__WHAT IS BEING ASKED__
Check every line of the data below for the word "Gold". Copy the ones that have it.

Start of Block

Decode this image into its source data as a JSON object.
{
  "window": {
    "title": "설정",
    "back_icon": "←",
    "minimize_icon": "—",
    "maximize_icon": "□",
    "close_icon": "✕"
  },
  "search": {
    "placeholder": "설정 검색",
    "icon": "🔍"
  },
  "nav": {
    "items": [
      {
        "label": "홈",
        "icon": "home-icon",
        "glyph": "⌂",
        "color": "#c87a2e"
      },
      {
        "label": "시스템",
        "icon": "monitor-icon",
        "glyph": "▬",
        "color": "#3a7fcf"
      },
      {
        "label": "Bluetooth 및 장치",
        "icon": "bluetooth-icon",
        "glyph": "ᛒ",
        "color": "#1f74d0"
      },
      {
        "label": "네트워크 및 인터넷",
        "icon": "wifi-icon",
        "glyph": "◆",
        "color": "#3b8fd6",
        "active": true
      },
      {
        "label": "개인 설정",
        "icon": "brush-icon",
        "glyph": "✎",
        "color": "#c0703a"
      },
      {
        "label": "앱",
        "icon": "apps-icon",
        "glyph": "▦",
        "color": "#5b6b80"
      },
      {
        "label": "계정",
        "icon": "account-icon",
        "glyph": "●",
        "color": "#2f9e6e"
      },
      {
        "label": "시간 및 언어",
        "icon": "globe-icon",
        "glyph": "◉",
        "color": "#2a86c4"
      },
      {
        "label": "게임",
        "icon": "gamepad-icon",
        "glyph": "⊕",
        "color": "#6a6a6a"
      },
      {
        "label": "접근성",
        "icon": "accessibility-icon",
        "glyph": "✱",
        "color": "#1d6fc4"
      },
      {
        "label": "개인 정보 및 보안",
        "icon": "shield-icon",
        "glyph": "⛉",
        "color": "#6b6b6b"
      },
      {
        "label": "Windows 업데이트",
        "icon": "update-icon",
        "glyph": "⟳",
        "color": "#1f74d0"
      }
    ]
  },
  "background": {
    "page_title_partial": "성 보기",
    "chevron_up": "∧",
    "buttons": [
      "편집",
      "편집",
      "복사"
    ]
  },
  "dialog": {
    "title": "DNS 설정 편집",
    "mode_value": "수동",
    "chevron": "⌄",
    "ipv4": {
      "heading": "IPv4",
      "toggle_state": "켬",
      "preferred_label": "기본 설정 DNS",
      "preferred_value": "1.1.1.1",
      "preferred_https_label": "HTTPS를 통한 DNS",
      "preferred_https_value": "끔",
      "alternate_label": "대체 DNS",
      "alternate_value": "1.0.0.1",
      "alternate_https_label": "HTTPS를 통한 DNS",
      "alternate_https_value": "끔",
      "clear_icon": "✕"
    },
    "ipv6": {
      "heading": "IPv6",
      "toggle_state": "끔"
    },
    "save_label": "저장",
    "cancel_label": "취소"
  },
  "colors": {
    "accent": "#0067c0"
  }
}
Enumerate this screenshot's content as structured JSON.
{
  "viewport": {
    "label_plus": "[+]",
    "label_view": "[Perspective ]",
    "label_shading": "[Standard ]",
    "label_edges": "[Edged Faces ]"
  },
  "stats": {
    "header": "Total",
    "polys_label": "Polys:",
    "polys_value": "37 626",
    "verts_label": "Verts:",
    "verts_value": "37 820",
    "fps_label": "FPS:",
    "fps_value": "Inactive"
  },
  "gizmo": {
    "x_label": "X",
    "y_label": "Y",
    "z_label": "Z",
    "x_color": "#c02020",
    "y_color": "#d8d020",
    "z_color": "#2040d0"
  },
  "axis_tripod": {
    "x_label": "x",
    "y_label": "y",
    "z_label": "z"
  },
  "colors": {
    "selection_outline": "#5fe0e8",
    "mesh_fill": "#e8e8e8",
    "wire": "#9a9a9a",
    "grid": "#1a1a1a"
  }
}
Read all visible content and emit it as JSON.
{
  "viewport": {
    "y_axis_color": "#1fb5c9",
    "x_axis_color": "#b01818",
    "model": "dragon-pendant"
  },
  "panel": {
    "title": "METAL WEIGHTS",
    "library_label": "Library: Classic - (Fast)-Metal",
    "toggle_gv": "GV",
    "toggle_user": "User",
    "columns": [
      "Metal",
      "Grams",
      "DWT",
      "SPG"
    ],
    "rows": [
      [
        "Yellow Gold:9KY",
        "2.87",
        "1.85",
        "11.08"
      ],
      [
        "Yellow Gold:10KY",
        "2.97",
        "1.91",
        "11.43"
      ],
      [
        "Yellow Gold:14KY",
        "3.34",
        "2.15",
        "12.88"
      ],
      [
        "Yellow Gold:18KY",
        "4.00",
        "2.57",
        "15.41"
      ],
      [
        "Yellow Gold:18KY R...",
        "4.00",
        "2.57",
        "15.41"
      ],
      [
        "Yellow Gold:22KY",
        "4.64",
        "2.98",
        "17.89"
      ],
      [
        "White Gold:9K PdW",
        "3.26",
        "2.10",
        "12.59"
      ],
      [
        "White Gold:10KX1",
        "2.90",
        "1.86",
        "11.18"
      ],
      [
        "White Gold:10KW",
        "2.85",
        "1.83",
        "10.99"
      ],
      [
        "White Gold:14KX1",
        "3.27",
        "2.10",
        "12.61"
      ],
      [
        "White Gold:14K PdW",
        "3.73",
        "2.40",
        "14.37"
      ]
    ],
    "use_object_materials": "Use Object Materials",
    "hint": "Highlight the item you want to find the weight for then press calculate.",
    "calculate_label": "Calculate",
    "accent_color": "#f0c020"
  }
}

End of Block

__EXERCISE SOLUTION__
        "Yellow Gold:9KY",
        "Yellow Gold:10KY",
        "Yellow Gold:14KY",
        "Yellow Gold:18KY",
        "Yellow Gold:18KY R...",
        "Yellow Gold:22KY",
        "White Gold:9K PdW",
        "White Gold:10KX1",
        "White Gold:10KW",
        "White Gold:14KX1",
        "White Gold:14K PdW",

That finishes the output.